If you’ve ever been on the original Star Tours, you’re in for a reunion of sorts. R-3X, or Rex, the first Star Tours captain, has a new gig in Black Spire Outpost: he’s the DJ in Oga’s Cantina, the locale’s watering hole. In our sneak peek at Rex, he bopped his head charmingly to the music, which sounded like what could only be called Jawa hip hop.
Lucasfilm’s Matt Martin, a longtime Disney Parks fan, especially enjoyed contributing to Rex’s story. “Being able to dig into what his story is, and thinking about how he traveled from Star Tours and ended up on Batuu, has really been one of the joys of working on this project,” he said. Martin already had a backstory written for Rex, and passed it along as soon as he learned that the hapless droid was back. Paul Reubens provided the original voice of Rex, and while his return was not confirmed, it’s safe to say that upon hearing the droid’s new chatter, the Rex faithful will be pleased.
And specially-dressed employees, also known as Disney Cast Members, will roam Black Spire Outpost. You’ll be able to speak with, and learn from these villagers, all with different stories to tell. Some might be Resistance sympathizers; some might be First Order loyalists. So choose your words wisely depending on your allegiance.

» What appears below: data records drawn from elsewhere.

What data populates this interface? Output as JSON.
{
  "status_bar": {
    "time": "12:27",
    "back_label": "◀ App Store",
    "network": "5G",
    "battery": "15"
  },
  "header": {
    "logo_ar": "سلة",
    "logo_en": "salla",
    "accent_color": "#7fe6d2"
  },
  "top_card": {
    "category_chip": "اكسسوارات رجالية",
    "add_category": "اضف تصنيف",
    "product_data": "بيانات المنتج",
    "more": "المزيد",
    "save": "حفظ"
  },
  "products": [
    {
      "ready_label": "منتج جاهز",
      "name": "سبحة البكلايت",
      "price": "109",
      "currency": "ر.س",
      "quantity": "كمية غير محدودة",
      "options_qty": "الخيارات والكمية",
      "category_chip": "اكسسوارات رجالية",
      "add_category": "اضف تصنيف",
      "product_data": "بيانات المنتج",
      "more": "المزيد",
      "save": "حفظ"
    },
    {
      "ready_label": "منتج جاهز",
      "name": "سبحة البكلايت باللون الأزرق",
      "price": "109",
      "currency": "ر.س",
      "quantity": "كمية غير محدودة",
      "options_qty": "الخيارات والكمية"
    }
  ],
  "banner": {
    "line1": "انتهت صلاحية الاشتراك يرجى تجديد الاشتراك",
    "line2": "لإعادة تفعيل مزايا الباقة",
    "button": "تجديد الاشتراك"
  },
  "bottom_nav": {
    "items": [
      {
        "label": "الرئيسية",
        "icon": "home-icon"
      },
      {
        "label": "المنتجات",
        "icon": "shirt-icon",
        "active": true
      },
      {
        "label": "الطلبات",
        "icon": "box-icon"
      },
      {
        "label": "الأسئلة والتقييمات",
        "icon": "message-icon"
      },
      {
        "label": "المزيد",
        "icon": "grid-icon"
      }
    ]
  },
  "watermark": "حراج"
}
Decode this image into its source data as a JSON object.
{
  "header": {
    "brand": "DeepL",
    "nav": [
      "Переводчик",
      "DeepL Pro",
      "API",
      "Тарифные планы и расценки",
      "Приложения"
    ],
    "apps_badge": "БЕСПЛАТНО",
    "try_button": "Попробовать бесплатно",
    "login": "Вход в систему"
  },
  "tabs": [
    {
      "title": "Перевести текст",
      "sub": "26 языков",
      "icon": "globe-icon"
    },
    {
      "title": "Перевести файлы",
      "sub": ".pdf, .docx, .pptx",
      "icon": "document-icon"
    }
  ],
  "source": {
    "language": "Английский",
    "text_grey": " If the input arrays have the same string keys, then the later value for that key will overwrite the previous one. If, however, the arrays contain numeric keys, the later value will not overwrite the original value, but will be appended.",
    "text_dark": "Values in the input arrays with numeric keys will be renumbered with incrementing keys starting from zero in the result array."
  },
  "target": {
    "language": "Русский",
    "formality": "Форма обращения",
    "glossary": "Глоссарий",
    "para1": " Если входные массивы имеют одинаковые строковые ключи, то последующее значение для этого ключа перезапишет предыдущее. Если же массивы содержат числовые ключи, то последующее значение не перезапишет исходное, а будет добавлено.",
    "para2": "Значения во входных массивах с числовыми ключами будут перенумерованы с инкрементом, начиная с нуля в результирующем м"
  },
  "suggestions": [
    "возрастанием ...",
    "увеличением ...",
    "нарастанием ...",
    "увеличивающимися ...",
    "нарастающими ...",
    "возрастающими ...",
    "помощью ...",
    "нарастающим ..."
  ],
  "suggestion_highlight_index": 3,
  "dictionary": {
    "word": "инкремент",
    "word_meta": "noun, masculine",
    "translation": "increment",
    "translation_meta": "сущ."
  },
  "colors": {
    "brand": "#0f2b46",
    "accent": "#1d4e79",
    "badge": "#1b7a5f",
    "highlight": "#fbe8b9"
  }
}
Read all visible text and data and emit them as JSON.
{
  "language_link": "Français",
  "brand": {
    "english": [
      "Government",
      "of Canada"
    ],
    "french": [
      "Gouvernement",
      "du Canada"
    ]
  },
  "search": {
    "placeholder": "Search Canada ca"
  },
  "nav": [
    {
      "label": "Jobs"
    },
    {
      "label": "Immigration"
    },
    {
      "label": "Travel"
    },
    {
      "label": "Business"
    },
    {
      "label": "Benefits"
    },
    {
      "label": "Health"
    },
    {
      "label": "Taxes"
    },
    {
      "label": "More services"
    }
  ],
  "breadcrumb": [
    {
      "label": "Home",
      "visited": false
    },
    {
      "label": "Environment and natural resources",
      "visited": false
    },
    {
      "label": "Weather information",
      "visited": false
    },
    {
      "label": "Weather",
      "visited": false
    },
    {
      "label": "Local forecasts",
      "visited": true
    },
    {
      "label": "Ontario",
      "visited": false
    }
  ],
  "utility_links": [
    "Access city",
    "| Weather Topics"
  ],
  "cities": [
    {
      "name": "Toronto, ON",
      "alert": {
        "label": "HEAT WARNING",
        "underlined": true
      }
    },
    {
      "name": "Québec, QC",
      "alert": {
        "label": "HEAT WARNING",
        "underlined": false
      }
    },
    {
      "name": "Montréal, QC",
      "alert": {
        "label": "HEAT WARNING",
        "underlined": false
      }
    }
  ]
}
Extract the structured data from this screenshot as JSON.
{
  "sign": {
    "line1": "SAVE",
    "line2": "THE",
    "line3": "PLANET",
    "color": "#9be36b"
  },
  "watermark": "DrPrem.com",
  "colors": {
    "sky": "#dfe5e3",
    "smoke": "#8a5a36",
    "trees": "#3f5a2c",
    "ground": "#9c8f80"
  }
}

These characters and locales will become part of your own Star Wars story when Galaxy’s Edge opens this summer at Disneyland Resort and in the fall at Walt Disney World Resort. Better practice your galactic good manners.
See more of Star Wars: Galaxy’s Edge in StarWars.com’s complete photo and image gallery.
Dan Brooks is Lucasfilm’s senior content strategist of online, the editor of StarWars.com, and a writer. He loves Star Wars, ELO, and the New York Rangers, Jets, and Yankees. Follow him on Twitter @dan_brooks where he rants about all these things.
This content was originally published here.